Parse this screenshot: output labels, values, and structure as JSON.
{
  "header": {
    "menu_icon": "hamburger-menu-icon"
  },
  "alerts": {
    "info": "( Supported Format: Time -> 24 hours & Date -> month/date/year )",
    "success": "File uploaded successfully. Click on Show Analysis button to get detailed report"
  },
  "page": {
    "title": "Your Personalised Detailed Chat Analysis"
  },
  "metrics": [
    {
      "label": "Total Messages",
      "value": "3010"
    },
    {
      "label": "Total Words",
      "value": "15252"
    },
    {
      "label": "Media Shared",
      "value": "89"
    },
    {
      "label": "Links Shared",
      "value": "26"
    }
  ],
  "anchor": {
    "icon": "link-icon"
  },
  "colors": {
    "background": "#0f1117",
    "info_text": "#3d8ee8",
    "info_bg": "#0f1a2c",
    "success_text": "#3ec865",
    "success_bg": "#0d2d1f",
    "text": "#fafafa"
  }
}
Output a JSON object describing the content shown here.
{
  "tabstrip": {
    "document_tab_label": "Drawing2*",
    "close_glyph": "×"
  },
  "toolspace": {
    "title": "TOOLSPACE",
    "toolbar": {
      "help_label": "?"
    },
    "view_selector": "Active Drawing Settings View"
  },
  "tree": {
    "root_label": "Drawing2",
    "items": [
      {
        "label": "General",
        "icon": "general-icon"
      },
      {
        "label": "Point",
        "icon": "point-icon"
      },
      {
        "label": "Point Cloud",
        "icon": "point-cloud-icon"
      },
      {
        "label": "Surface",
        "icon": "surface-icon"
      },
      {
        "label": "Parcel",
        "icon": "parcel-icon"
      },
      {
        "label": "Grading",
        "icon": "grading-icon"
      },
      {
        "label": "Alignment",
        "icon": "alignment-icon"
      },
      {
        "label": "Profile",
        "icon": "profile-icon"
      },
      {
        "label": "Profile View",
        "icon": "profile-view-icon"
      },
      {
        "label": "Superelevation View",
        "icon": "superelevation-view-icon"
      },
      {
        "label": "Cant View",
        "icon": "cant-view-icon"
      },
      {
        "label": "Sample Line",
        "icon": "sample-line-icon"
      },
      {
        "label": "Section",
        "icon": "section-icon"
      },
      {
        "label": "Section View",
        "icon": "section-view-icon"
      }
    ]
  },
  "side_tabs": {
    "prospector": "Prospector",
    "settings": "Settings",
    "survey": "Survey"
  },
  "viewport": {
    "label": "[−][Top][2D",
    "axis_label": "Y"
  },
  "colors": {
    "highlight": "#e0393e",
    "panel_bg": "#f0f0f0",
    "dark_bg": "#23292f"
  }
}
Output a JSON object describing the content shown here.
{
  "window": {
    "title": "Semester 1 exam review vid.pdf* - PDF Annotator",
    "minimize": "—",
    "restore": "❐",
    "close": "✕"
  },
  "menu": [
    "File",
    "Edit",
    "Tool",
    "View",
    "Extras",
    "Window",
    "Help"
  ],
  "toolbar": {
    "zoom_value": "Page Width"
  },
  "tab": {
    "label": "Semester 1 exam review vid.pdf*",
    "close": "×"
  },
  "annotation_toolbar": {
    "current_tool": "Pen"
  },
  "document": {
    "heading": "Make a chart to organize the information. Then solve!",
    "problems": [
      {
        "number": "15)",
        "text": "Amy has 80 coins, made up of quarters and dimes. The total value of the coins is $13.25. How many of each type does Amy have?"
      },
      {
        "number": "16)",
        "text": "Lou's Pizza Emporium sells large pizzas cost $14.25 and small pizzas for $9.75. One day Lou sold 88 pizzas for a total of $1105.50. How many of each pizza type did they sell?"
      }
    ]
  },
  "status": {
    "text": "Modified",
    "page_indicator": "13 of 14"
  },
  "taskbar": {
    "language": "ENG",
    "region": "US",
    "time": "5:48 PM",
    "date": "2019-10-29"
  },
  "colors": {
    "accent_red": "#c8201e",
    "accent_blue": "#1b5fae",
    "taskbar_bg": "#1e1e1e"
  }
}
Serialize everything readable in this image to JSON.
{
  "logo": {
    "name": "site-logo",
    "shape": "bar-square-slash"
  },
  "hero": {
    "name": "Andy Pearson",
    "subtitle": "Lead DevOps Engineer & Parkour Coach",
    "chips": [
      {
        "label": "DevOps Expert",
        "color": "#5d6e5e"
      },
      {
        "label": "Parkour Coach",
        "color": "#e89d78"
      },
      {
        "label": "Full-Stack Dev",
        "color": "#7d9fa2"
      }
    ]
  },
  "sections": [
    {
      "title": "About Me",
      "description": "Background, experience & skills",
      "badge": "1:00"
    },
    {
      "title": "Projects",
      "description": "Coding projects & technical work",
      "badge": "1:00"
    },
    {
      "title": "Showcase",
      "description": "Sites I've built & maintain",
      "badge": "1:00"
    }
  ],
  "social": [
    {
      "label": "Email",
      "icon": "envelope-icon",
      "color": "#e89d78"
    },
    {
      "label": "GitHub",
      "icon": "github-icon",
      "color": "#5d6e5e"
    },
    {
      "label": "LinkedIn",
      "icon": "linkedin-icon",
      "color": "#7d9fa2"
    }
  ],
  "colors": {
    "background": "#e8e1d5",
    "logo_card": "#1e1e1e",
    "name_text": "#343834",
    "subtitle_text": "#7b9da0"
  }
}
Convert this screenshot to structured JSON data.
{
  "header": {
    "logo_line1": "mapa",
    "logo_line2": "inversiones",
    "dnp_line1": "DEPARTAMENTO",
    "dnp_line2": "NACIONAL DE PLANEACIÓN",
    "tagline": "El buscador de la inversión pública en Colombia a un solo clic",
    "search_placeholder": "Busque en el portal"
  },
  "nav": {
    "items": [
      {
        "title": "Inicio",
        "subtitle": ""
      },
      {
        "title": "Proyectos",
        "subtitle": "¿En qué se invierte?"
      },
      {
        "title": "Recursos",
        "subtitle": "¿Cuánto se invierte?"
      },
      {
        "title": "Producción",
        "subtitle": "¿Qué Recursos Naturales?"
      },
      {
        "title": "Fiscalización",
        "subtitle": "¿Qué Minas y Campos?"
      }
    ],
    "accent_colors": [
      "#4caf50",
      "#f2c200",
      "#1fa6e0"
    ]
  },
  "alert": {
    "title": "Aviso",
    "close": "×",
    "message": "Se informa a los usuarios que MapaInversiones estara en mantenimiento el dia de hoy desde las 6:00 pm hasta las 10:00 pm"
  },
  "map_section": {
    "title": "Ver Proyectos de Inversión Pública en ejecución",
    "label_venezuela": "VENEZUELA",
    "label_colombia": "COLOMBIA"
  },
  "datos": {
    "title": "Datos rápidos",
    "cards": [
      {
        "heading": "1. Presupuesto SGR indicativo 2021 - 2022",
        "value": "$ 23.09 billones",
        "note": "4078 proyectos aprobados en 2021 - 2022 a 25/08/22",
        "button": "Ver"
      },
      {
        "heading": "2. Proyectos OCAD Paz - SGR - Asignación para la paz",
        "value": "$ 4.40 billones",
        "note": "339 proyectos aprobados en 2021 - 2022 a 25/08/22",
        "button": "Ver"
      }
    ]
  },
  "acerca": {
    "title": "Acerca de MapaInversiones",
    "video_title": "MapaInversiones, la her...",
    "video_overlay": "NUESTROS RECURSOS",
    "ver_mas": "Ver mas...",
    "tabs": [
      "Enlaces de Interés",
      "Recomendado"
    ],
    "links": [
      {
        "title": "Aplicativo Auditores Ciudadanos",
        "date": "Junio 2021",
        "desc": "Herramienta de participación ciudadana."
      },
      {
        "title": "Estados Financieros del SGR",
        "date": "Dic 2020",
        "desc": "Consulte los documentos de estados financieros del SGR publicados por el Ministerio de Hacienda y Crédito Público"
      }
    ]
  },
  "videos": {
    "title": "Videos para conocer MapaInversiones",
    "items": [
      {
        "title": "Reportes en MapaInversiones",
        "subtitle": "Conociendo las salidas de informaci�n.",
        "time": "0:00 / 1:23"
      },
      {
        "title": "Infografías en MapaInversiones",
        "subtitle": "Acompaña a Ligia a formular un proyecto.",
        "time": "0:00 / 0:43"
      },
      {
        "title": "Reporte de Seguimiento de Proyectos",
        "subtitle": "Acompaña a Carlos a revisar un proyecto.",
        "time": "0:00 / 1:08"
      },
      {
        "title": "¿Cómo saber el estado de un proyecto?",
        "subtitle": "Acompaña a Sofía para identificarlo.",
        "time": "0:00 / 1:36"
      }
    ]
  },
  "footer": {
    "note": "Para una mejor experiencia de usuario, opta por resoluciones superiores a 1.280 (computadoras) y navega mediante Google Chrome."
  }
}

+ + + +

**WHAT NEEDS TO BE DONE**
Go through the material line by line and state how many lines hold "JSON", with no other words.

**TASK OUTPUT**
5